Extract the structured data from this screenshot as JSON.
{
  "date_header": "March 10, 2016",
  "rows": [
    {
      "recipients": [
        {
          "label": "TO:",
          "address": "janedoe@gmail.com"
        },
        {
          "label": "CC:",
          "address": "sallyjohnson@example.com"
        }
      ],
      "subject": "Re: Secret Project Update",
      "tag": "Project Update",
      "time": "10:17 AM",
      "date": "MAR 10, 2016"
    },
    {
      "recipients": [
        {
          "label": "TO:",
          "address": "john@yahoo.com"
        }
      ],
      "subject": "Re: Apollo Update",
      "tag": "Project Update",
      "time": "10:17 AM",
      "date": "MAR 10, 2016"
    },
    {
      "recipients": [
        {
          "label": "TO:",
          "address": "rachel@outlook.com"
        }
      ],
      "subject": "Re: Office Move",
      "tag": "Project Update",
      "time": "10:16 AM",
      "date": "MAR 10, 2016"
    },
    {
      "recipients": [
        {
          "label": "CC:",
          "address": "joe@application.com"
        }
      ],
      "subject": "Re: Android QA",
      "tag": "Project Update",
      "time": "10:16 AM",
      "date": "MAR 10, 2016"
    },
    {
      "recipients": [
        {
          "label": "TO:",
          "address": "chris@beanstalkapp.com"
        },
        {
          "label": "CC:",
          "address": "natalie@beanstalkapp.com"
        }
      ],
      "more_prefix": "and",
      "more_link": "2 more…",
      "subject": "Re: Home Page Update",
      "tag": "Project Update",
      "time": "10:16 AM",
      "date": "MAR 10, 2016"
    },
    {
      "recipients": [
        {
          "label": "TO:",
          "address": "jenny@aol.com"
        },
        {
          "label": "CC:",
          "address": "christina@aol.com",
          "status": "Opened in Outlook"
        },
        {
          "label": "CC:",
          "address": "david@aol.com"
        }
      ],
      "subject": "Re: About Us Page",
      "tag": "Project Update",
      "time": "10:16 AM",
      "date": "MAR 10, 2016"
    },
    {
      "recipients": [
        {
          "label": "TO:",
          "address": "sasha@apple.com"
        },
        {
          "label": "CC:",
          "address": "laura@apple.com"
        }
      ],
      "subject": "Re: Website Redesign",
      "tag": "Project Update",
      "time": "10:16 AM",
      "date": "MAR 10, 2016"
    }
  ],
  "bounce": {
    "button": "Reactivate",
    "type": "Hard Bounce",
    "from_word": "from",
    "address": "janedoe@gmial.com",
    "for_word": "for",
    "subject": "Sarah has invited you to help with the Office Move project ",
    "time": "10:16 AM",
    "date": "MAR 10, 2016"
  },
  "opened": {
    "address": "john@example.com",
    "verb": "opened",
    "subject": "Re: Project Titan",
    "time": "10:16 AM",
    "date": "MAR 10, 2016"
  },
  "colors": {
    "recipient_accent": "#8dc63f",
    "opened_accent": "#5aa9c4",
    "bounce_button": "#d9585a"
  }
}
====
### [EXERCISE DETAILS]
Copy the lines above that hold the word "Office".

### [REPLY]
      "subject": "Re: Office Move",
    "subject": "Sarah has invited you to help with the Office Move project ",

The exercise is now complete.